With the draft less than 24 hours away, the NBA has taken no breaks since the Warriors dismantled the Cavaliers in the Finals just nine days ago. We have already seen the Celtics trade the number one pick to the 76ers for the third pick, the Lakers and Nets exchange cornerstones of their respected franchises in D’Angelo Russell and Brook Lopez (along with draft picks and salary dumps), and the never-ending swirl of rumors involving some of the biggest names in the game.
One of those big names is Paul George, the versatile swingman of the Indiana Pacers. Now that he’s made it official that he won’t be resigning after his contract expires next year, teams such as the Celtics, Cavaliers, and his hometown Lakers have inquired with GM Kevin Pritchard on prying him away now.
For a proud and prestigious franchise such as the Lakers, they are desperate to regain credibility after missing the playoffs the past four seasons. But at what cost? As I mentioned earlier, they already traded D’Angelo Russell, whom they drafted second overall just two years ago, to the Nets along with Timofey Mozgov for Brook Lopez and the 27th overall pick this year. Along with the 2nd and 28th picks (acquired from Houston for Lou Williams at the trade deadline), the Lakers own three picks in the first round of this draft.
This is mainly a salary dump of Mozgov’s atrocious contract along with another asset to offer the Pacers for George. But Indiana also wants the best value for him, wanting the 2nd overall pick, widely assumed to be used on UCLA guard, Lonzo Ball, thrown into the package. Conversely, the Lakers think Ball is the next Jason Kidd, and with Magic Johnson now at the helm of their front office, they want someone of his talent to bring back Showtime with Paul George on board, too.
So the question is: who bends first? Do the Pacers accept the Lakers low-ball offer (terrible pun, I know), knowing that George will leave next summer in free agency? Or will the Lakers give away more of the farm, sending more of their young players and that precious number two pick into the deal? It’s one of the NBA’s worst kept secret that he wants to play in LA, but can the Lakers risk him being fickle and changing his mind before then?
Better yet, what if their nemesis, the Celtics, pull off a deal instead? General Manager Danny Ainge has been hoarding a plethora of draft picks ever since they traded Paul Pierce and Kevin Garnett to the Nets four years ago, and after their shellacking to the Cavaliers in the Eastern Conference Finals, they are a player of George’s caliber (or maybe two, since they are inquiring about the Bulls Jimmy Butler and Utah’s Gordon Hayward as well) away from dethroning Cleveland for Eastern Conference supremacy. But do they risk only having him as a one-year rental (a la Dwight Howard with the Lakers before joining the Rockets)? Danny Ainge is bold, but he would need more confirmation of George staying long-term before they pull the trigger on him.
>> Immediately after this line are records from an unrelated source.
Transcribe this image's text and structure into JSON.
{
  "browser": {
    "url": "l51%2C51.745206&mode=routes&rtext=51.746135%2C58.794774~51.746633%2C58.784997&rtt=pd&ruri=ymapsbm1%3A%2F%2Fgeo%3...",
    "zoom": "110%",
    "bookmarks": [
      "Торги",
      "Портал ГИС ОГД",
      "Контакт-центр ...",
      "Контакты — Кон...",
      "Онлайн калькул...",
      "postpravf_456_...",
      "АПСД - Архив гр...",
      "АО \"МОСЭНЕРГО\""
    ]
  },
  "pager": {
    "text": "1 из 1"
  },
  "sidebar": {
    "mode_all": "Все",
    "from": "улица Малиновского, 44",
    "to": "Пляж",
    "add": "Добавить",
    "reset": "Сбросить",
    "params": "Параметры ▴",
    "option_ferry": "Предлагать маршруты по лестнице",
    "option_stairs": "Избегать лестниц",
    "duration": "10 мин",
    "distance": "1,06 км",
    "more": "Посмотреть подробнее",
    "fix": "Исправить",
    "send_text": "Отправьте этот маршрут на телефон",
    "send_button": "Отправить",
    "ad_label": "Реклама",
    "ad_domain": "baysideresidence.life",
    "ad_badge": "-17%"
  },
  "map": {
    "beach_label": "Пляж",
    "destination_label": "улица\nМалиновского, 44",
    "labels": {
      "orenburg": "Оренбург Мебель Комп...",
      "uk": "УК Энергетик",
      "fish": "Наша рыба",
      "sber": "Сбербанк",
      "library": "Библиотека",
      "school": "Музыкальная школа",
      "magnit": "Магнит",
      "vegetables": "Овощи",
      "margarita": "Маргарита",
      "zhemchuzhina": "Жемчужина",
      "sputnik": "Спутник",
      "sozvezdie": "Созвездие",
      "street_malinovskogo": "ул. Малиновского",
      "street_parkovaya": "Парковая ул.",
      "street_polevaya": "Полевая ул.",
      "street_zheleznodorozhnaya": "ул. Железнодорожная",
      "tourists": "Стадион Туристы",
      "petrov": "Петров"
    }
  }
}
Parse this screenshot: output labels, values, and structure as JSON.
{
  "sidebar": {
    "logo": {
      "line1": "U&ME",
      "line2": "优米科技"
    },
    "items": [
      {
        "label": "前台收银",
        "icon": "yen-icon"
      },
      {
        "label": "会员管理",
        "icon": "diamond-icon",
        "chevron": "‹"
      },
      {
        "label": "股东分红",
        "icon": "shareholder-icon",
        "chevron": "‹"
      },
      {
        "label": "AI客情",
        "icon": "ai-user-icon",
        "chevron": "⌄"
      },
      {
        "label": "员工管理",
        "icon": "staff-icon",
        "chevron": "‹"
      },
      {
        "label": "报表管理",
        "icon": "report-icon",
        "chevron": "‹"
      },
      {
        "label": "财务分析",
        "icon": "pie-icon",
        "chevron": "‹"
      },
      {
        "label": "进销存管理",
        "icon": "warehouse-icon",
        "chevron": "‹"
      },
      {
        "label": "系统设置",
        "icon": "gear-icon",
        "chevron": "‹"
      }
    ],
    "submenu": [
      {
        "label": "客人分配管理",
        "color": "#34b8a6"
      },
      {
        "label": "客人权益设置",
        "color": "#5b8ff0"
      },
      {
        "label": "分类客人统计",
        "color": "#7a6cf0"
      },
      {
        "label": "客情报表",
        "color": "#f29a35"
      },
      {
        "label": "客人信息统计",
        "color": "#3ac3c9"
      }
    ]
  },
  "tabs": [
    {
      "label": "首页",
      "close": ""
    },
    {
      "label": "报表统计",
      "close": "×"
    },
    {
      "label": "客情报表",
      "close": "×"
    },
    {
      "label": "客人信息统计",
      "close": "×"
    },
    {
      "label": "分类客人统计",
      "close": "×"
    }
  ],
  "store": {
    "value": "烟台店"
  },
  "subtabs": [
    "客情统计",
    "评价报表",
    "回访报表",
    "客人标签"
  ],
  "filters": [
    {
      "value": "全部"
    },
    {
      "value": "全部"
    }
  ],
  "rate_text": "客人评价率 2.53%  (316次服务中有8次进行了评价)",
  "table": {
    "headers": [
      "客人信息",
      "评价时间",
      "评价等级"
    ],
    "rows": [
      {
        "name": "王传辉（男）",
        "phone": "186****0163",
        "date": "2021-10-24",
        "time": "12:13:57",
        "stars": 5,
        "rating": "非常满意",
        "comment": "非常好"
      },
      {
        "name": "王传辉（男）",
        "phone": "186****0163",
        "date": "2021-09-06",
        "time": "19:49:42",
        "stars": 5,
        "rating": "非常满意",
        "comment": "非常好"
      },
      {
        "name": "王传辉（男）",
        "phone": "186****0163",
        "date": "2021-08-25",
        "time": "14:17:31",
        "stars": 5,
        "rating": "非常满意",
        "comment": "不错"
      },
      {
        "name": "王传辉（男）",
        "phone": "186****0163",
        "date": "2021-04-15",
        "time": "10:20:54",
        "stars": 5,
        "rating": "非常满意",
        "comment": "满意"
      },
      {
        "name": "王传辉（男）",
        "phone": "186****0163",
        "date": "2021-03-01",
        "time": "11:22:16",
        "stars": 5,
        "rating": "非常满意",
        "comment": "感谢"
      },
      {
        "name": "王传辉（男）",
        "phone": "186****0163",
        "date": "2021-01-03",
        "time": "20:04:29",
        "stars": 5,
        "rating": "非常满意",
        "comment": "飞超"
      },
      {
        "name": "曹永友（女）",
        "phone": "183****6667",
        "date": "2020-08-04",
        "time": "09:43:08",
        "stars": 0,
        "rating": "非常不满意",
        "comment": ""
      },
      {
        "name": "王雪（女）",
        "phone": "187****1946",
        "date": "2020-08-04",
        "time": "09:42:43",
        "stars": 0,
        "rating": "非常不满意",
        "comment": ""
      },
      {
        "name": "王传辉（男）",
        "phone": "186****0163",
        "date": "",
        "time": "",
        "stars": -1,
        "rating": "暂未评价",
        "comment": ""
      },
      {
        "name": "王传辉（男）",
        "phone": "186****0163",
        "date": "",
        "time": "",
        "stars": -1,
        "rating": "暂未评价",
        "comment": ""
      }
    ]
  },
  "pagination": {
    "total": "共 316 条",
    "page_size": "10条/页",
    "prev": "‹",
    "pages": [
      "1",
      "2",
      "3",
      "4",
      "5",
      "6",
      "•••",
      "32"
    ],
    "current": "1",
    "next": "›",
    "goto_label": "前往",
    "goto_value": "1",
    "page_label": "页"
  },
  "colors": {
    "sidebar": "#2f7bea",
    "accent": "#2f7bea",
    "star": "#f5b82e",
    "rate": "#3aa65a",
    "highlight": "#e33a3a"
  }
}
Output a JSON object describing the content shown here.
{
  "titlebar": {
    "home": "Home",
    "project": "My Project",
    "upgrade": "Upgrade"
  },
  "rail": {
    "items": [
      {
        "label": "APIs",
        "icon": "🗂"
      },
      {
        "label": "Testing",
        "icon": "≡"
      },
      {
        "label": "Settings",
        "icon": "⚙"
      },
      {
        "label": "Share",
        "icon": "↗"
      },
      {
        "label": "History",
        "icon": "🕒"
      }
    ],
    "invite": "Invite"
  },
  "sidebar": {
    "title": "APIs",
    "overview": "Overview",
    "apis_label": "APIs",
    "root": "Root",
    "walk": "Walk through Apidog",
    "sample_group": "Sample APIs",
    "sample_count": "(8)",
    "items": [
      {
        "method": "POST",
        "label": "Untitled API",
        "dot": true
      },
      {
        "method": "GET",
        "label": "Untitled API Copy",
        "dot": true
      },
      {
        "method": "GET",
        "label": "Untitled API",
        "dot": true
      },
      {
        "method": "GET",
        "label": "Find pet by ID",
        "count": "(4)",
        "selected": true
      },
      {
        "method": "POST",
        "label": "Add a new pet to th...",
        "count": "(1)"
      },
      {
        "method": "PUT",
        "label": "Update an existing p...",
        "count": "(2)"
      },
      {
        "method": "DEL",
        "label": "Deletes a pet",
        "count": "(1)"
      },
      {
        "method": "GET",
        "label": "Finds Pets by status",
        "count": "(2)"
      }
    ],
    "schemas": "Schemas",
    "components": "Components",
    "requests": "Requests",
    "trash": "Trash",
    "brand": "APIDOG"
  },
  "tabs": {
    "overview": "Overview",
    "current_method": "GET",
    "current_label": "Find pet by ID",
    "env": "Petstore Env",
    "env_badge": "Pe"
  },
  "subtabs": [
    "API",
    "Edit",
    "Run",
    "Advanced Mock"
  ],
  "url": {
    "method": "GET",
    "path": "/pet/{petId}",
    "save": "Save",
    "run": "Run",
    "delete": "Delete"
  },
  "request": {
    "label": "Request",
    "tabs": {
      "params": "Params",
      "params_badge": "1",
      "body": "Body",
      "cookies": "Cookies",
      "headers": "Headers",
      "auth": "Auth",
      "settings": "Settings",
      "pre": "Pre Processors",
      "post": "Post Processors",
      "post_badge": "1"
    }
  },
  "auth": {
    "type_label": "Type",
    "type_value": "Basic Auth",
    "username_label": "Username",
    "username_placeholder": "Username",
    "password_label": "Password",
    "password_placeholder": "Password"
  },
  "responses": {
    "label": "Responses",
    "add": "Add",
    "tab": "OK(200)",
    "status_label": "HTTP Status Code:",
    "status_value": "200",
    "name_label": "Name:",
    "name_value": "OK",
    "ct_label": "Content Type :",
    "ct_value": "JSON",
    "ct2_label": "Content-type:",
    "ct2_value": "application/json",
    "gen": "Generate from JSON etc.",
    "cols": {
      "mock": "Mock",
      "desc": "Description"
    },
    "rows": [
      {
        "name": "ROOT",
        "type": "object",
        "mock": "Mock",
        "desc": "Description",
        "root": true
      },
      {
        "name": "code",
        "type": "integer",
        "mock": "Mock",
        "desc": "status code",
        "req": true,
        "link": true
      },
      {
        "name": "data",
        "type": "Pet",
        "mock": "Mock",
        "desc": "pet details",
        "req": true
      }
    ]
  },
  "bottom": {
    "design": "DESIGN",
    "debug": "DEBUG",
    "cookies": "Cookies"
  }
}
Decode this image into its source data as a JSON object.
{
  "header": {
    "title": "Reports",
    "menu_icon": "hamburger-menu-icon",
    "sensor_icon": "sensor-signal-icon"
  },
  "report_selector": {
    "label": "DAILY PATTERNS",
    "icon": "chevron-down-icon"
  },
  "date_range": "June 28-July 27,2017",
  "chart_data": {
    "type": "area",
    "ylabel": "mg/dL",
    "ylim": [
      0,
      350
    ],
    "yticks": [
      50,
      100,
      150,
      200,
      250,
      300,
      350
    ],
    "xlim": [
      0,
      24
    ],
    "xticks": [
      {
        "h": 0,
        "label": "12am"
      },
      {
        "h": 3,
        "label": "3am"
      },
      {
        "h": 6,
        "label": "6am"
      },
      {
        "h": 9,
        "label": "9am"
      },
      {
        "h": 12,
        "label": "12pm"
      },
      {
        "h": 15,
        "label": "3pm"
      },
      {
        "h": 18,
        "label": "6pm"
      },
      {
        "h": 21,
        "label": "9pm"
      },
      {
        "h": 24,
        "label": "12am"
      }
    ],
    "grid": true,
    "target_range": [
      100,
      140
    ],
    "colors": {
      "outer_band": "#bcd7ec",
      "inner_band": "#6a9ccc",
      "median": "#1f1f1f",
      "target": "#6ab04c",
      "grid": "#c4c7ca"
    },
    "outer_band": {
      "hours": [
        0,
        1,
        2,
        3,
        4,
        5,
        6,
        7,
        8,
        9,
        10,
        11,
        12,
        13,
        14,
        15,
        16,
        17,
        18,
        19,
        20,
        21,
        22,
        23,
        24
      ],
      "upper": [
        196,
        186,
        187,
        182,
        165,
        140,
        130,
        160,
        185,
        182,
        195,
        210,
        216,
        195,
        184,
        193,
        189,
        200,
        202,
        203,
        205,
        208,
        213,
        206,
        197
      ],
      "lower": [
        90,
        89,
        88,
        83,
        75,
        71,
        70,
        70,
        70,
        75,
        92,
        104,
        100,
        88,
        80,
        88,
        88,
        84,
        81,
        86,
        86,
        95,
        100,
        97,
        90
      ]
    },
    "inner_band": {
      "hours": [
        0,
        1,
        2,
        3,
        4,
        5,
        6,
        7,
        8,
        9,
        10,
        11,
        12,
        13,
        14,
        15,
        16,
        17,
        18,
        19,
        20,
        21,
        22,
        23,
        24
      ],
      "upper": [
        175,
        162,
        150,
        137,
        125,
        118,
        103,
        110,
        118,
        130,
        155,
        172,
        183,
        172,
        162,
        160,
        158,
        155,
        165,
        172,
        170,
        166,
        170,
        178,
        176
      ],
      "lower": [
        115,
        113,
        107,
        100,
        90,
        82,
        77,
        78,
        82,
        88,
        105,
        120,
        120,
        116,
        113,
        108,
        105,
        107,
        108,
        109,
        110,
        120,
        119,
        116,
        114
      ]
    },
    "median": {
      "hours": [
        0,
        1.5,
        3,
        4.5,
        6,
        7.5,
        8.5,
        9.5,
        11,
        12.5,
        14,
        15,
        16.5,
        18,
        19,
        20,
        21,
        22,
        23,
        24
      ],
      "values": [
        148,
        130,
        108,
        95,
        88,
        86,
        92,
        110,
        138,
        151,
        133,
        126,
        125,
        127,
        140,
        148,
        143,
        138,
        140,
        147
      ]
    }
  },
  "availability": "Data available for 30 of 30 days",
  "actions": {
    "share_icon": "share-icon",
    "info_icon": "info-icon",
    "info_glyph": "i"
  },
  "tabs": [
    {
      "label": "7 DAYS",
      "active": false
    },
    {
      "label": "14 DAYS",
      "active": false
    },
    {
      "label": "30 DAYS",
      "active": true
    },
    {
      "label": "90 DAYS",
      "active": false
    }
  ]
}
Speaking of those Cavaliers, they are just as adamant on obtaining George’s talents. After being humbled by the Warriors in the Finals, they are looking to upgrade their roster to match the juggernaut out west. However, unlike the Lakers and Celtics, Cleveland is chained by the luxury tax, bolstering the most expensive roster in the league. (Oh, and they also don’t have a GM right now.) Sure, they could try and swing a 3-team trade involving Kevin Love (who has played well for them, especially during last year’s title run). But with their front office in limbo along with limited roster flexibility and trade assets, it’ll be tough to pull off. Even though LeBron is still considered by many to be the best basketball player in the world, his championship window, and in conjunction the Cavaliers, is closing more and more after every long playoff run. If they cannot obtain George, they will do everything in their power to catch up to Golden State through other avenues.
With so many teams gauging the market for their own players along with opposing teams, we could be in store for some massive changes across the NBA landscape by tomorrow, and even more so once free agency begins on July 1st. (To put this in context, Dwight Howard was traded to his third team in as many seasons and it barely made the top headlines.)
But it all starts with Paul George. Between the trade and free agency rumors surrounding Jimmy Butler, Gordon Hayward, Kyle Lowry, Chris Paul, Blake Griffin, and now even DeAndre Jordan, he is the one that dictates the next moves when he changes teams. It’s just a matter of when, not if. And when he does, the real fun will begin.
Stay tuned, everyone.